KROST QUARTERLY MAGAZINE

With 79 years of experience, KROST has assisted businesses and individuals reach their financial goals through their in-depth knowledge of Tax, Accounting, Assurance and Advisory, M&A, and Wealth Management services. KROST also provides specialty tax services such as Cost Segregation studies, R&D tax credits, Green Building Tax Incentives, Repair vs. Capitalization, Fixed Asset, IC-DISC, and more.

Pasadena • Woodland Hills • Valencia Phone: (626) 449-4225 Fax: (626) 449-4471 KROSTCPAs.com

Profile for KROST

KROST Quarterly Magazine: The Manufacturing Issue - Volume 1, Issue 2  

KROST Quarterly is a digital publication released by KROST CPAs & Consultants headquartered in Pasadena, California. This issue of KROST Qua...

KROST Quarterly Magazine: The Manufacturing Issue - Volume 1, Issue 2  

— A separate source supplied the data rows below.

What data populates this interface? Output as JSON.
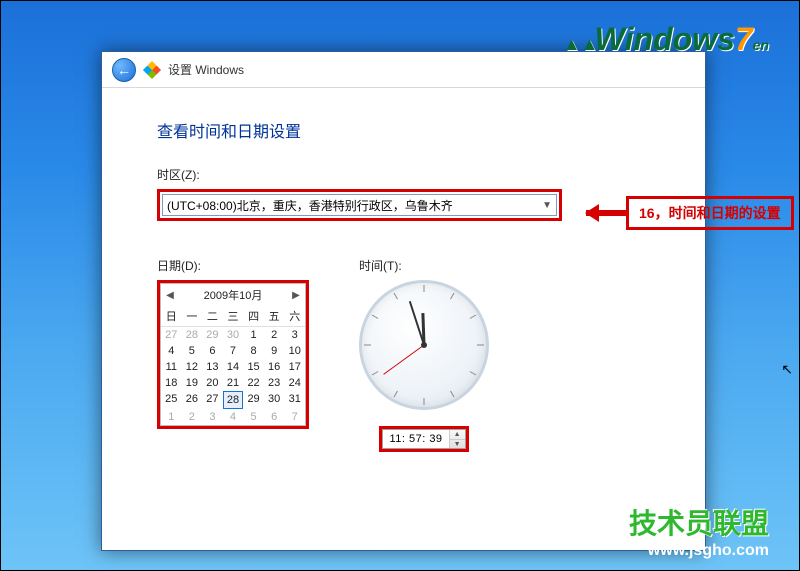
{
  "watermark": {
    "top_brand_prefix": "W",
    "top_brand_mid": "indows",
    "top_brand_seven": "7",
    "top_brand_suffix": "en",
    "bottom_title": "技术员联盟",
    "bottom_url": "www.jsgho.com"
  },
  "titlebar": {
    "text": "设置 Windows"
  },
  "heading": "查看时间和日期设置",
  "labels": {
    "timezone": "时区(Z):",
    "date": "日期(D):",
    "time": "时间(T):"
  },
  "timezone": {
    "selected": "(UTC+08:00)北京，重庆，香港特别行政区，乌鲁木齐"
  },
  "calendar": {
    "month_label": "2009年10月",
    "dow": [
      "日",
      "一",
      "二",
      "三",
      "四",
      "五",
      "六"
    ],
    "weeks": [
      [
        27,
        28,
        29,
        30,
        1,
        2,
        3
      ],
      [
        4,
        5,
        6,
        7,
        8,
        9,
        10
      ],
      [
        11,
        12,
        13,
        14,
        15,
        16,
        17
      ],
      [
        18,
        19,
        20,
        21,
        22,
        23,
        24
      ],
      [
        25,
        26,
        27,
        28,
        29,
        30,
        31
      ],
      [
        1,
        2,
        3,
        4,
        5,
        6,
        7
      ]
    ],
    "prev_trailing_row0": 4,
    "next_leading_row5": 7,
    "selected_day": 28,
    "selected_row": 4
  },
  "time": {
    "value": "11: 57: 39",
    "hour_angle": 358,
    "minute_angle": 342,
    "second_angle": 234
  },
  "annotation": {
    "text": "16，时间和日期的设置"
  }
}
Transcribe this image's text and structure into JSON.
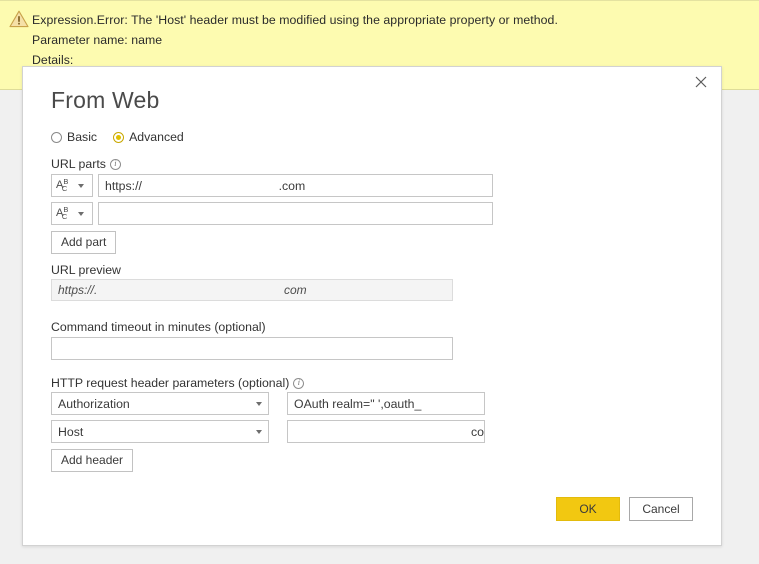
{
  "banner": {
    "icon": "warning-triangle-icon",
    "lines": [
      "Expression.Error: The 'Host' header must be modified using the appropriate property or method.",
      "Parameter name: name",
      "Details:"
    ],
    "background_color": "#FDFBB0"
  },
  "dialog": {
    "title": "From Web",
    "close_label": "✕",
    "mode": {
      "options": [
        {
          "label": "Basic",
          "selected": false
        },
        {
          "label": "Advanced",
          "selected": true
        }
      ],
      "accent_color": "#E0C000"
    },
    "url_parts": {
      "label": "URL parts",
      "info_icon": "info-icon",
      "type_glyph": {
        "a": "A",
        "b": "B",
        "c": "C"
      },
      "rows": [
        {
          "type": "Text",
          "value": "https://                                        .com"
        },
        {
          "type": "Text",
          "value": ""
        }
      ],
      "add_button": "Add part"
    },
    "url_preview": {
      "label": "URL preview",
      "prefix": "https://.",
      "suffix": "com"
    },
    "command_timeout": {
      "label": "Command timeout in minutes (optional)",
      "value": "",
      "placeholder": ""
    },
    "http_headers": {
      "label": "HTTP request header parameters (optional)",
      "info_icon": "info-icon",
      "rows": [
        {
          "name": "Authorization",
          "value": "OAuth realm=\"                         ',oauth_"
        },
        {
          "name": "Host",
          "value": "co"
        }
      ],
      "add_button": "Add header"
    },
    "footer": {
      "ok_label": "OK",
      "cancel_label": "Cancel",
      "ok_color": "#F2C811"
    }
  }
}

KROST Quarterly is a digital publication released by KROST CPAs & Consultants headquartered in Pasadena, California. This issue of KROST Qua...

Profile for krostcpas